This is the 21st in a series of WorkCite articles concerning the Patient Protection and Affordable Care Act and its companion bill, the Health Care and Education Reconciliation Act of 2010 (referred to collectively as the Act). This WorkCite deals specifically with the need to amend most health flexible spending arrangements (health FSAs) and health reimbursement arrangements (HRAs) by June 30, 2011, with respect to reimbursements for the purchase of over-the-counter (OTC) medicine and drugs.

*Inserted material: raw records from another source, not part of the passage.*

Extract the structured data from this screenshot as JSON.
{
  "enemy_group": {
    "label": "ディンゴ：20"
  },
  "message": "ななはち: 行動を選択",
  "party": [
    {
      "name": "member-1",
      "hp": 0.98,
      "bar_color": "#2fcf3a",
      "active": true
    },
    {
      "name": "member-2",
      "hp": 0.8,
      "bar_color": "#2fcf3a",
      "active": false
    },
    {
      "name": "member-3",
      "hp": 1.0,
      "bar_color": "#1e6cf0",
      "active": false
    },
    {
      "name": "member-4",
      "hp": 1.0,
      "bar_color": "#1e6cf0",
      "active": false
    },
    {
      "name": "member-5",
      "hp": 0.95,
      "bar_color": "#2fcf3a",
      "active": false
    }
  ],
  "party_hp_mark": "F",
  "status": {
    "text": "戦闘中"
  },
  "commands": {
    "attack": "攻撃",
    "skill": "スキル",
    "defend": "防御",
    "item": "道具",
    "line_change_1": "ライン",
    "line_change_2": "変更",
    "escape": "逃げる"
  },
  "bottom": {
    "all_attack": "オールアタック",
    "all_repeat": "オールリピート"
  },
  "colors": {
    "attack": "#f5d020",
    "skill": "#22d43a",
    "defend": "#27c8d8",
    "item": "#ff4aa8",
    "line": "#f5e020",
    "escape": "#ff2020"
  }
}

Prior to 2011, the cost of OTC medicines and drugs were medical expenses that were eligible for reimbursement from group health plans. The Act, however, amended the definition of "medical expenses" in the Code for these purposes to permit the reimbursement of funds used to purchase OTC medicine and drugs only where the individual has a prescription or is purchasing insulin.
Comment: The IRS has issued Notice 2010-59 and IRS Notice 2011-5 providing guidance on the implementation of the new rule. See "McGuireWoods Healthcare Reform Guide: Installment No. 12" and "McGuireWoods Healthcare Reform Guide: Installment No. 16" for our detailed reports on these Notices.
Therefore, if plan documents for a health FSA or HRA permit reimbursement of expenses for OTC medicine and drugs without a prescription, the documents must be amended. The general effective date for this change was January 1, 2011 and January 16, 2011 for health FSA or HRA debit card transactions.
PLAN DOCUMENTS MUST BE AMENDED TO REFLECT THE CHANGE NO LATER THAN JUNE 30, 2011.
As we noted in our previous WorkCite installments on this issue, employers must make a choice on how to comply with the new rule.
- Permitting Reimbursement. The employer may simply amend the plan document and employee communications to provide that all expenses for medicine and drugs (with the exception of insulin) will not be reimbursed without a prescription.
- Not Permitting Reimbursement. In the alternative, the employer may amend those documents to provide that no expenses for OTC medicine and drugs will be reimbursed, even if the participant obtains a prescription.
Comment: Employers should consider that, in many instances, the overall cost of acquiring a prescription for an OTC medicine or drug may be far greater than the participant’s savings from using his or her health FSA or HRA. Many physicians now charge for providing prescriptions based on telephone calls or email. In addition, some states require physicians to consult with the patient in person before issuing a prescription. In either case, the cost of these additional services to the employer and its plan may be considerably more than the participant’s savings on a $4 bottle of aspirin.